Lab #6 - Molecular Polarity and Solubility
Introduction: You are aware that
sugar dissolves in water but oil does not. What factors determine whether
one substance will dissolve in another? For a solute to dissolve
in a solvent, the solvent particles must be able to overcome the attractive
forces between the solvent particles and create a space for themselves.
Also, the solute particles must be able to overcome the attractive forces
holding them together. If the attractive forces between solute particles
and solvent particles are sufficiently strong, enough energy is released to
overcome the attractive forces within the solute and the solvent and dissolving
occurs. Solubility then, depends in part on the nature of the solute
and the nature of the solvent.
Problem: How does the nature of the solute and the nature of the solvent affect solubility?
Apparatus: Test tubes, rubber stoppers, test tube rack
Materials: glycerol, iodine, sodium chloride, distilled water, ethanol, dichloromethane
2. Place 5 mL of water in each of three test tubes. Add 1 mL of glycerol to the first test tube, two small iodine crystals to the second and a few small sodium crystals to the third. (CAUTION: Do not touch the iodine crystals!) Stopper all three test tubes, shake them vigorously, and allow them to stand for 1 minute. Observe the contents of each test tube and record your observations.
3. Repeat Step 2 using ethanol instead of water.
4. Repeat Step 2 using dichloromethane instead of water.
2. In general, in what type of solvent (non-polar, moderately polar, or highly polar) are polar solutes most soluble?
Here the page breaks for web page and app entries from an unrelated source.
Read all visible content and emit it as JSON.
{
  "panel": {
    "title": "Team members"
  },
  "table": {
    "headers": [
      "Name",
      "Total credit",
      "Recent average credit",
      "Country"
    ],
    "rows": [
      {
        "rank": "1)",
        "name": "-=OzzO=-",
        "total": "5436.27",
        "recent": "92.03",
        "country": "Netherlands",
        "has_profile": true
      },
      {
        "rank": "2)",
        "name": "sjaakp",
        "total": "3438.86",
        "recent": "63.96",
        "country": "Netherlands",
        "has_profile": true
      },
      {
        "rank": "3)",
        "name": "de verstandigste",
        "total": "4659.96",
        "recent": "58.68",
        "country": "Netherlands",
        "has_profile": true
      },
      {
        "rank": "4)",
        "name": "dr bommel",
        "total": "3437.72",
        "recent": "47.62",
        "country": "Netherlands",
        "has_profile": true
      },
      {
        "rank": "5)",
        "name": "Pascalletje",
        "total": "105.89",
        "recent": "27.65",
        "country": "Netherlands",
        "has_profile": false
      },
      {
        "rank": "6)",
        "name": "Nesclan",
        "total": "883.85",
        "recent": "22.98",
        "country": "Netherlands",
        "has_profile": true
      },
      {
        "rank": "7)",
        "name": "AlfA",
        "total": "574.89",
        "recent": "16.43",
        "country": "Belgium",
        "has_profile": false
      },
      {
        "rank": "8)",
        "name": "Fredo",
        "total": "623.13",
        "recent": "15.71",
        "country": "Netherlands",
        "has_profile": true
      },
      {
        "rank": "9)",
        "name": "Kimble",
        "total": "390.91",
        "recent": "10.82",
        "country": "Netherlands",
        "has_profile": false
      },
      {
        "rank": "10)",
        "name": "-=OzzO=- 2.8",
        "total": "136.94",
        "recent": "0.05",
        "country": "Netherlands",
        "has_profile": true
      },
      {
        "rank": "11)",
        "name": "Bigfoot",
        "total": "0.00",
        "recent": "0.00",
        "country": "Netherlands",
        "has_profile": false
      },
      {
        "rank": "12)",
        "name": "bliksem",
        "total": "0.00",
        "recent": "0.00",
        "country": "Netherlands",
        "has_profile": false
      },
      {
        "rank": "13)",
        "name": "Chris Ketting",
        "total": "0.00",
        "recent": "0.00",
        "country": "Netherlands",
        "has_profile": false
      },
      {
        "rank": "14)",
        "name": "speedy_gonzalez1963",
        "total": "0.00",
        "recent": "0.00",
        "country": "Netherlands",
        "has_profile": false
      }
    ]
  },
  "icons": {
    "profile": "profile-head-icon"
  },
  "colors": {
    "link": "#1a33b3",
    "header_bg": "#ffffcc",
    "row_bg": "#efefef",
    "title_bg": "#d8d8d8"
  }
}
Explain why.
3. In what solvent is iodine the most soluble? In what solvent is it the least soluble?